The premise of Threes! is pretty simple: Pair matching numbers, starting with threes. Your base units are ones and twos, which you can push together to create a three. From there, you have to place matching numbers next to each other, then push them together to create a single, doubled number.
The idea is to get the number higher and higher, until you hit the highest number achievable in the game -- 6144 -- on a 4-by-4 grid. It seems simple, but the gameplay has been very carefully balanced to provide a challenge and progression, capturing that elusive "... just one more go" feeling.
Beholder deserves a place of honour alongside brilliant dystopian titles such as Replica, Papers, Please and This War of Mine. As landlord over a block of apartments in a totalitarian state, you oversee the tenants -- quite literally your job is to spy on them for the government.
You can choose to play by the government's rules or covertly help the people under your care, but at great risk. Every action has consequences with high stakes and multiple endings to unlock.

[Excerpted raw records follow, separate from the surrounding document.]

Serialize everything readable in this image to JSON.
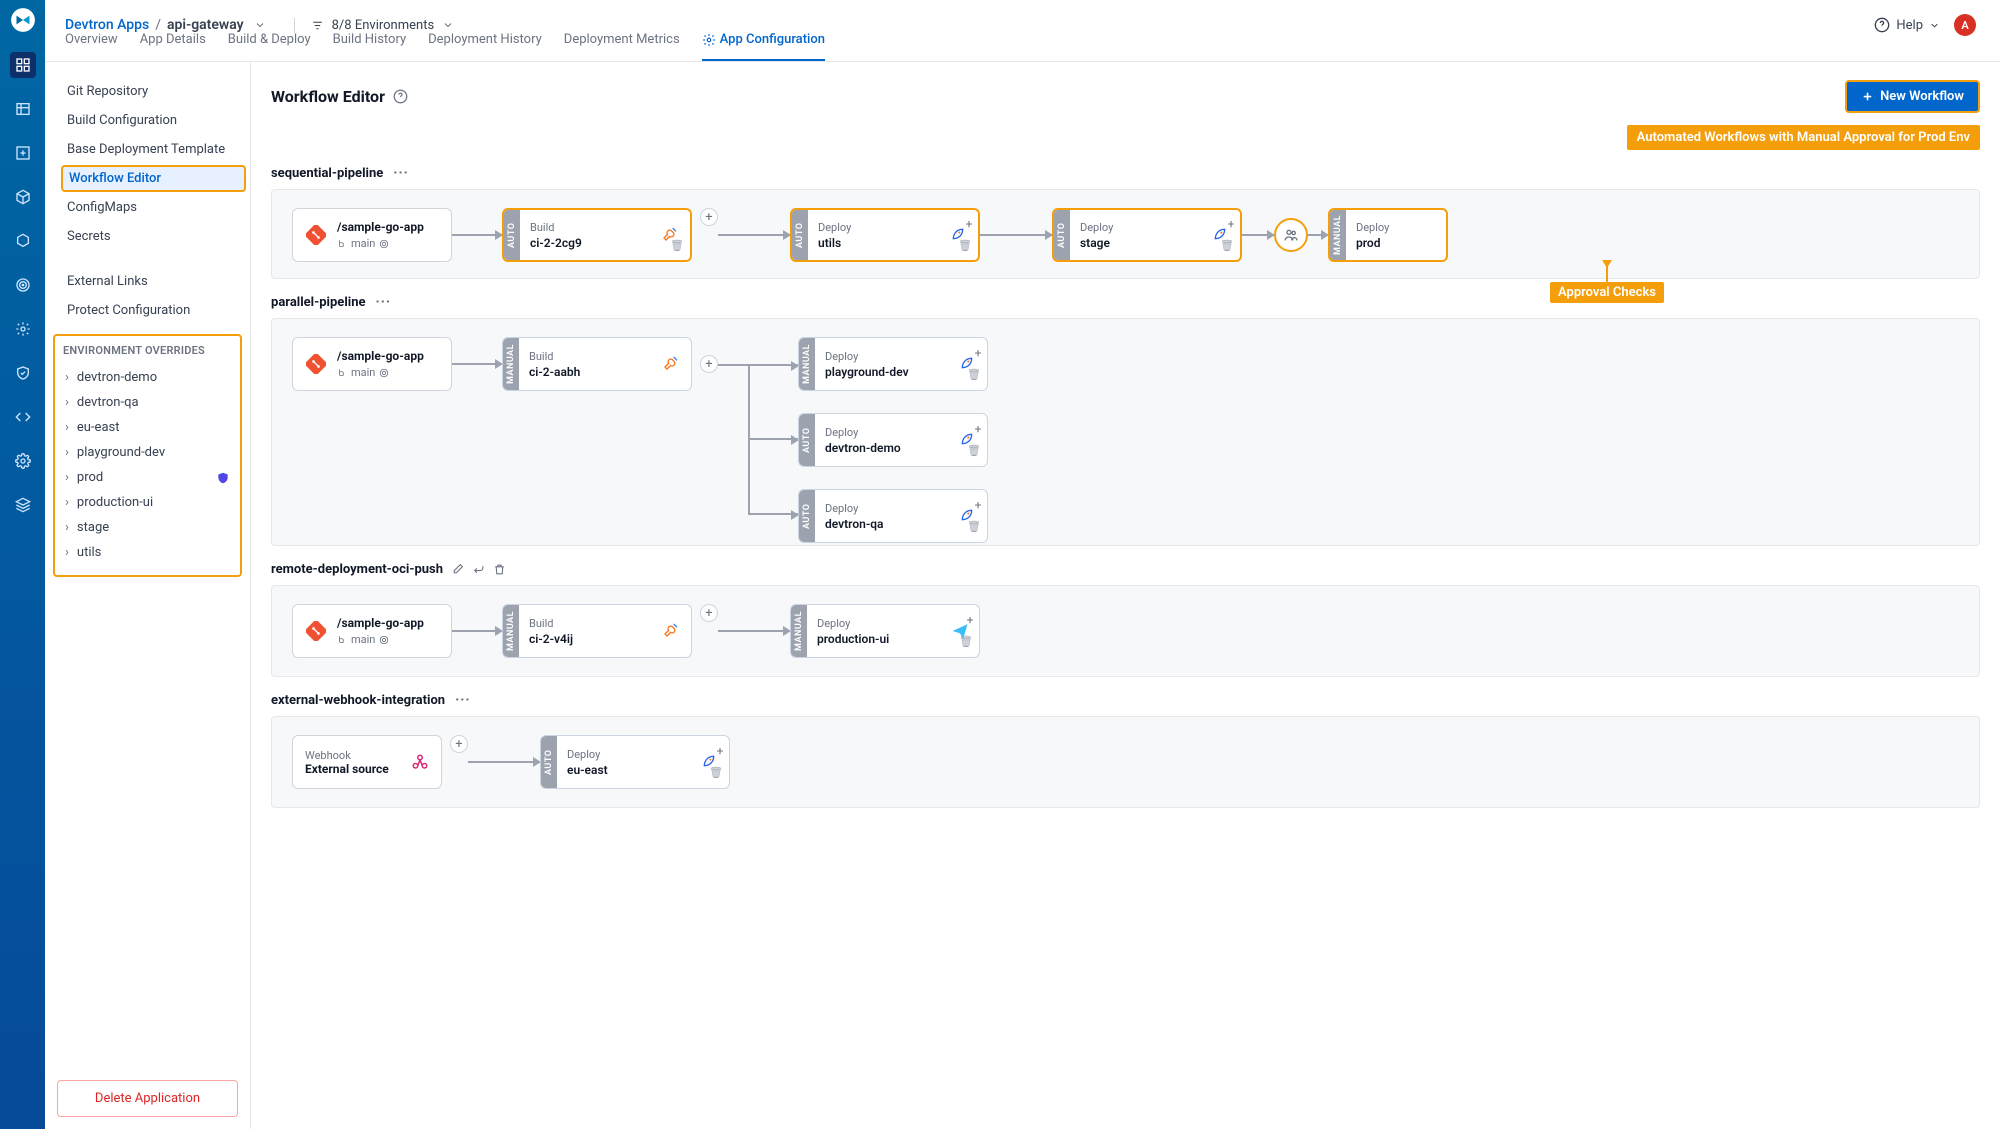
{
  "header": {
    "breadcrumb_root": "Devtron Apps",
    "breadcrumb_current": "api-gateway",
    "env_summary": "8/8 Environments",
    "help_label": "Help",
    "avatar_initial": "A",
    "tabs": [
      "Overview",
      "App Details",
      "Build & Deploy",
      "Build History",
      "Deployment History",
      "Deployment Metrics",
      "App Configuration"
    ]
  },
  "sidenav": {
    "items": [
      "Git Repository",
      "Build Configuration",
      "Base Deployment Template",
      "Workflow Editor",
      "ConfigMaps",
      "Secrets"
    ],
    "extra": [
      "External Links",
      "Protect Configuration"
    ],
    "env_heading": "ENVIRONMENT OVERRIDES",
    "envs": [
      "devtron-demo",
      "devtron-qa",
      "eu-east",
      "playground-dev",
      "prod",
      "production-ui",
      "stage",
      "utils"
    ],
    "delete_label": "Delete Application"
  },
  "page": {
    "title": "Workflow Editor",
    "new_workflow": "New Workflow",
    "banner": "Automated Workflows with Manual Approval for Prod Env",
    "approval_label": "Approval Checks"
  },
  "workflows": [
    {
      "name": "sequential-pipeline",
      "source": {
        "title": "/sample-go-app",
        "branch": "main"
      },
      "build": {
        "tag": "AUTO",
        "label": "Build",
        "value": "ci-2-2cg9"
      },
      "deploys": [
        {
          "tag": "AUTO",
          "label": "Deploy",
          "value": "utils"
        },
        {
          "tag": "AUTO",
          "label": "Deploy",
          "value": "stage"
        },
        {
          "tag": "MANUAL",
          "label": "Deploy",
          "value": "prod"
        }
      ],
      "approval_after_index": 1
    },
    {
      "name": "parallel-pipeline",
      "source": {
        "title": "/sample-go-app",
        "branch": "main"
      },
      "build": {
        "tag": "MANUAL",
        "label": "Build",
        "value": "ci-2-aabh"
      },
      "fan_deploys": [
        {
          "tag": "MANUAL",
          "label": "Deploy",
          "value": "playground-dev"
        },
        {
          "tag": "AUTO",
          "label": "Deploy",
          "value": "devtron-demo"
        },
        {
          "tag": "AUTO",
          "label": "Deploy",
          "value": "devtron-qa"
        }
      ]
    },
    {
      "name": "remote-deployment-oci-push",
      "source": {
        "title": "/sample-go-app",
        "branch": "main"
      },
      "build": {
        "tag": "MANUAL",
        "label": "Build",
        "value": "ci-2-v4ij"
      },
      "deploys": [
        {
          "tag": "MANUAL",
          "label": "Deploy",
          "value": "production-ui",
          "icon": "paperplane"
        }
      ]
    },
    {
      "name": "external-webhook-integration",
      "webhook": {
        "label": "Webhook",
        "value": "External source"
      },
      "deploys": [
        {
          "tag": "AUTO",
          "label": "Deploy",
          "value": "eu-east"
        }
      ]
    }
  ]
}
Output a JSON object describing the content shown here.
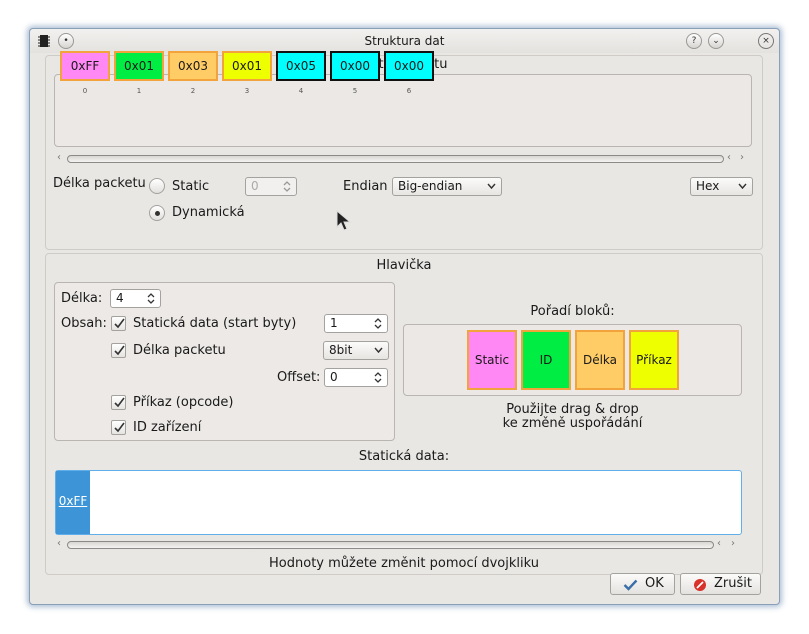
{
  "window": {
    "title": "Struktura dat"
  },
  "titlebar": {
    "help_glyph": "?",
    "minimize_glyph": "⌄",
    "close_glyph": "×"
  },
  "packet": {
    "section_title": "Data packetu",
    "bytes": [
      {
        "value": "0xFF",
        "index": "0",
        "color": "#ff88f4",
        "border": "#f3a33b"
      },
      {
        "value": "0x01",
        "index": "1",
        "color": "#00ee44",
        "border": "#f3a33b"
      },
      {
        "value": "0x03",
        "index": "2",
        "color": "#ffcc66",
        "border": "#f3a33b"
      },
      {
        "value": "0x01",
        "index": "3",
        "color": "#eeff00",
        "border": "#f3a33b"
      },
      {
        "value": "0x05",
        "index": "4",
        "color": "#00ffff",
        "border": "#111111"
      },
      {
        "value": "0x00",
        "index": "5",
        "color": "#00ffff",
        "border": "#111111"
      },
      {
        "value": "0x00",
        "index": "6",
        "color": "#00ffff",
        "border": "#111111"
      }
    ]
  },
  "length": {
    "label": "Délka packetu",
    "static_label": "Static",
    "static_value": "0",
    "dynamic_label": "Dynamická",
    "selected": "Dynamická"
  },
  "endian": {
    "label": "Endian",
    "value": "Big-endian"
  },
  "format": {
    "value": "Hex"
  },
  "header": {
    "section_title": "Hlavička",
    "length_label": "Délka:",
    "length_value": "4",
    "content_label": "Obsah:",
    "static_data_label": "Statická data (start byty)",
    "static_data_value": "1",
    "packet_length_label": "Délka packetu",
    "packet_length_bits": "8bit",
    "offset_label": "Offset:",
    "offset_value": "0",
    "opcode_label": "Příkaz (opcode)",
    "device_id_label": "ID zařízení"
  },
  "order": {
    "title": "Pořadí bloků:",
    "blocks": [
      {
        "label": "Static",
        "color": "#ff88f4"
      },
      {
        "label": "ID",
        "color": "#00ee44"
      },
      {
        "label": "Délka",
        "color": "#ffcc66"
      },
      {
        "label": "Příkaz",
        "color": "#eeff00"
      }
    ],
    "hint_line1": "Použijte drag & drop",
    "hint_line2": "ke změně uspořádání"
  },
  "static_data": {
    "section_title": "Statická data:",
    "cell": "0xFF",
    "hint": "Hodnoty můžete změnit pomocí dvojkliku"
  },
  "buttons": {
    "ok": "OK",
    "cancel": "Zrušit"
  },
  "colors": {
    "accent": "#3d95d8",
    "focus_border": "#62aee8"
  }
}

Tinytouchtales' 2015 game Card Crawl combined a roguelike dungeon crawler with a solitaire-style card game. Two years later, the developer followed up with Card Thief, a game that seeks to do the same for stealth-style gameplay. As the eponymous thief, you need to learn how to make the most of shadows, take out foes, steal treasure and make your escape. It sounds simple, but it's a game of richness and depth that slowly unfolds into something beautiful.
Hocus is a game that takes a cue or two from Monument Valley, then moves in its own fascinating direction. It's pared the experience right back to a puzzle game based on Escher-style illusions.
Each level consists of an impossible shape, with a red block and a red hole. The aim is to move the block around the shape and get it into the hole, working with the odd twists in perspective. There are no penalties, no timers and the result is a soothing series of puzzles.
Asmodee Digital is building a solid little stable of board and card games ported to mobile. Onirim is a single-player card game, but it's probably not like any other solitaire game you've ever played.
You need to create streaks of cards to unlock door cards -- unlock the full complement of doors and you win the game. However, there are nightmare cards in the deck that cost you cards and when your deck runs dry, it's game over, whether you have the doors or not. If you're prepared to lose a lot (and once you fully grok how it works) it's utterly engrossing.
Back in the days of floppy discs, games would sometimes be constructed from symbols on the screen that represented the elements of the gameplay.
Glitchskier, a new shoot-'em-up, manages to almost perfectly capture that retro ASCII feel with a UI that's modeled on the old MS-DOS operating system, even down to the CRT monitor scan lines and screen flicker. The game itself appears fairly basic on the surface, but bosses and collectibles in the glitch-filled screens mean you'll be coming back to see what other secrets you can find -- and to chase down a new high score.
Chameleon Run brings a new twist to the autorunner. You leap across a series of platforms but you have to make sure the color of your little dude matches the color of the platform, or it's kersplat. Tapping the right side of the screen changes the color, tapping the left lets you jump.
It's simple, and the levels are short, but that's good because timing the jumps and the colors just right can get tricky -- and that's without even completing the level objectives. Only one thing could make it better and that's an endless mode.
What do you get if you take Jetpack Joyride, mix it with VVVVV, give it a fabulous sci-fi makeover, pare it down to just two buttons and make it punishingly twitchy? RunGunJumpGun wears its influences proudly, but it brings something new.
The tech you use to "fly" is your gun, and you need to make split-second decisions: When to use it to fly and when to use it to blast through obstacles. And there's no time to weigh your options. It's a wonderfully balanced, tremendously fun game to play.